Let’s configure kubectl locally so that it can communicate with the new cluster. Execute the following commands in your terminal:
mkdir $HOME/.kube scp email@example.com:/etc/kubernetes/kube.conf $HOME/.kube/config # Note 0: the IP address is the one from `rancher_k8s_cluster_ip_address`. # Note 1: the password is the one that was set in `TF_VAR_ecs_root_password`. # Check that it worked kubectl cluster-info
If the configuration went well, the result of the last command should be something like:
Kubernetes master is running at https://188.8.131.52:6443 Heapster is running at https://184.108.40.206:6443/api/v1/namespaces/kube-system/services/heapster/proxy KubeDNS is running at https://220.127.116.11:6443/api/v1/namespaces/kube-system/services/kube-dns:dns/proxy monitoring-influxdb is running at https://18.104.22.168:6443/api/v1/namespaces/kube-system/services/monitoring-influxdb/proxy To further debug and diagnose cluster problems, use 'kubectl cluster-info dump'.
Importing the Kubernetes Cluster into Rancher
Now that we have our Kubernetes Cluster, let’s import it into Rancher so that we can manage it from there.
Open your web browser tab with Rancher (the page you got when you finished the Rancher installation section) and follow these instructions:
- The current page must be the “Clusters” one. Click on the “Add Cluster” button;
- Select “Import existing cluster”;
- Set the “Cluster Name” field to “alibabacloud-cluster”;
- Click on the “Create” button.
You should get a page like this:
Let’s execute the last command; copy it and paste it in your terminal:
# Command from Rancher in order to import the cluster curl --insecure -sfL https://22.214.171.124/v3/import/nlz588gctmkkkpc8jsntrht8ff65gbp4d629smqzbcjpvxzltfdmph.yaml | kubectl apply -f -
This command should output the following logs:
namespace/cattle-system created serviceaccount/cattle created clusterrolebinding.rbac.authorization.k8s.io/cattle-admin-binding created secret/cattle-credentials-1d26caa created clusterrole.rbac.authorization.k8s.io/cattle-admin created deployment.extensions/cattle-cluster-agent created daemonset.extensions/cattle-node-agent created
Go back to the web browser tab and click on the “Done” button. You should now see your cluster:
On this page, click on the cluster name (alibabacloud-cluster). You should obtain a dashboard similar to this one:
Let’s play a bit with Rancher by deploying a small application. Please open your web browser tab with the cluster dashboard and execute the following actions:
- In the top menu, select “Projects/Namespaces”;
- This page displays two projects: “Default” and “System”. Click on “Project: Default”;
- The new page displays the workloads, but it is empty for the moment. Click on the “Deploy” button;

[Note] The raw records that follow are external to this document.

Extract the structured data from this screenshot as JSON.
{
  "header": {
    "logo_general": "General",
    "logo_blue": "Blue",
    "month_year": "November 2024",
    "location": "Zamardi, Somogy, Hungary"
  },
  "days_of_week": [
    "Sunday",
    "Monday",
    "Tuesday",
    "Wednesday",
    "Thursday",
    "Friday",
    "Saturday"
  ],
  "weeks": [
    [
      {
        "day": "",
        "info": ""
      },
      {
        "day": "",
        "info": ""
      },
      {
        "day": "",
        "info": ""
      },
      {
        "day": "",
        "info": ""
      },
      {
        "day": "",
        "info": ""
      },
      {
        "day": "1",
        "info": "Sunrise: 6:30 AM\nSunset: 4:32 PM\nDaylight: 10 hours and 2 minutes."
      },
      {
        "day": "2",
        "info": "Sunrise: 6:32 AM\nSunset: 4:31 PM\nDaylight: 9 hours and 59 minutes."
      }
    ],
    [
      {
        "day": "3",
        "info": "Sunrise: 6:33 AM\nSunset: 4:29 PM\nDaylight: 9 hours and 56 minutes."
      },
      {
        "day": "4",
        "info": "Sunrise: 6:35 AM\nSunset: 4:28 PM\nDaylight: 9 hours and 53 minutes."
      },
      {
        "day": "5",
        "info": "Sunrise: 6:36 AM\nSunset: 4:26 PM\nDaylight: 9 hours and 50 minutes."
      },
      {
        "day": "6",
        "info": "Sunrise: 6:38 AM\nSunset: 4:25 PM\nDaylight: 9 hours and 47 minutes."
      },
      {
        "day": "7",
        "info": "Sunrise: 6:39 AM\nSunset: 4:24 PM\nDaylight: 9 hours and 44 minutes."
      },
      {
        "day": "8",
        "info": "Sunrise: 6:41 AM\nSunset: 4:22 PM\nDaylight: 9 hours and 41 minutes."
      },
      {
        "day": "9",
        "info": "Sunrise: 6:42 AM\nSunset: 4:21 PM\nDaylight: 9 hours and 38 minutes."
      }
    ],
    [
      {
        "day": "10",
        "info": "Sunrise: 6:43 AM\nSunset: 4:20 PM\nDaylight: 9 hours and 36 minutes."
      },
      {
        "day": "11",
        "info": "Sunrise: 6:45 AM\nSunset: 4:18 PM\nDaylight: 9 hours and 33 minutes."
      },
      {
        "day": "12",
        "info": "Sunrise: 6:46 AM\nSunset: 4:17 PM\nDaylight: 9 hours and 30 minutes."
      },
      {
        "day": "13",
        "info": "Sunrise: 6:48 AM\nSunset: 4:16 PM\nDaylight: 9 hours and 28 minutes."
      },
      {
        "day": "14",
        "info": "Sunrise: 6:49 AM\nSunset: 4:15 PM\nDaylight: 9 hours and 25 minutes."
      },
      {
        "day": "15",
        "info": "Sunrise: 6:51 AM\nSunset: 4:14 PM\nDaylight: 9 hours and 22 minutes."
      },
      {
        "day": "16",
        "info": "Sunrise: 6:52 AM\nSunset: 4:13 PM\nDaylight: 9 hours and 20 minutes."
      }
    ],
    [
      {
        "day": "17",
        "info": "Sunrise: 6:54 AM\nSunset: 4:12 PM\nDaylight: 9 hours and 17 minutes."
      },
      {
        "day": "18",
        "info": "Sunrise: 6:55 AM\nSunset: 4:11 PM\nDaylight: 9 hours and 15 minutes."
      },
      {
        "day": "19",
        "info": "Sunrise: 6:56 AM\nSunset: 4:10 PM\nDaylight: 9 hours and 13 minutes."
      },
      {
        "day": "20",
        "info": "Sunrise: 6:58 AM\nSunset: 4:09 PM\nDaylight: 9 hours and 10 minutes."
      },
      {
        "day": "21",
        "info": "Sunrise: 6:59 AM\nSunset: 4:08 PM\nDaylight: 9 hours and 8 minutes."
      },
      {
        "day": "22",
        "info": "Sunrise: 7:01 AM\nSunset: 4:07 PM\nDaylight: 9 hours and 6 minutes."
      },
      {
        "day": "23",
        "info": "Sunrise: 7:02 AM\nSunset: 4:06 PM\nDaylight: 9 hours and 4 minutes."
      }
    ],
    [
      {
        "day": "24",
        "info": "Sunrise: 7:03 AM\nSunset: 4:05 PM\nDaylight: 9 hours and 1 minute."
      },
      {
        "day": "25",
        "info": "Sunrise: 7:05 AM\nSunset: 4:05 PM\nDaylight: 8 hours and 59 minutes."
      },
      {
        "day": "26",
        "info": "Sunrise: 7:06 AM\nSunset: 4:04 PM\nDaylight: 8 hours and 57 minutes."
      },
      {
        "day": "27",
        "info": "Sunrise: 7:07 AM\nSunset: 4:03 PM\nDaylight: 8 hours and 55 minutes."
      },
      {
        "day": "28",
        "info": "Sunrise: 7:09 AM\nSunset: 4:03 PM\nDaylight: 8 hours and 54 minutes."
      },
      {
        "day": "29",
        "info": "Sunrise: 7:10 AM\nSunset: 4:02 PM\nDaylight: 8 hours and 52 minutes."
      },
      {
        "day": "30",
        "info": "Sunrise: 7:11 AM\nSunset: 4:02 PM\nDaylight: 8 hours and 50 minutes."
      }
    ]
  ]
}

- In this form, set the fields like this:
- Name = hello-workload
- Docker Image = rancher/hello-world
- Scroll down and click on “Show advanced options”;
- Expand “Labels & Annotations” and click on “Add Label”;
- Set the key “app” and the value “hello-app”;
- Click on the “Launch” button.
After few seconds you should see your workload named “hello-workload” with the “Active” status:
Let’s create a load balancer in order to expose this application to internet:
- Click on the “Import YAML” button;
- Copy the following content in the dark text area:
apiVersion: v1 kind: Service metadata: name: hello-app-load-balancer labels: app: hello-app spec: type: LoadBalancer ports: - port: 80 protocol: TCP targetPort: 80 selector: app: hello-app
- Click on the “Import” button;
- Click on the “Load Balancing” tab.
You should be able to see your load balancer:
In order to get the IP address of this load balancer, click on the menu button on the right of “hello-app-load-balancer”
(with 3 vertical dots ‘…’) and select “View/Edit YAML”.
You should see a large YAML file. Scroll down until you see the
status: loadBalancer: ingress: - ip: 126.96.36.199
Copy this IP address and paste it into the URL bar of a new web browser tab. You should be able to access to your application:
Congratulation if you managed to get this far! If you want to continue to learn about Kubernetes and Rancher, please read the official documentation.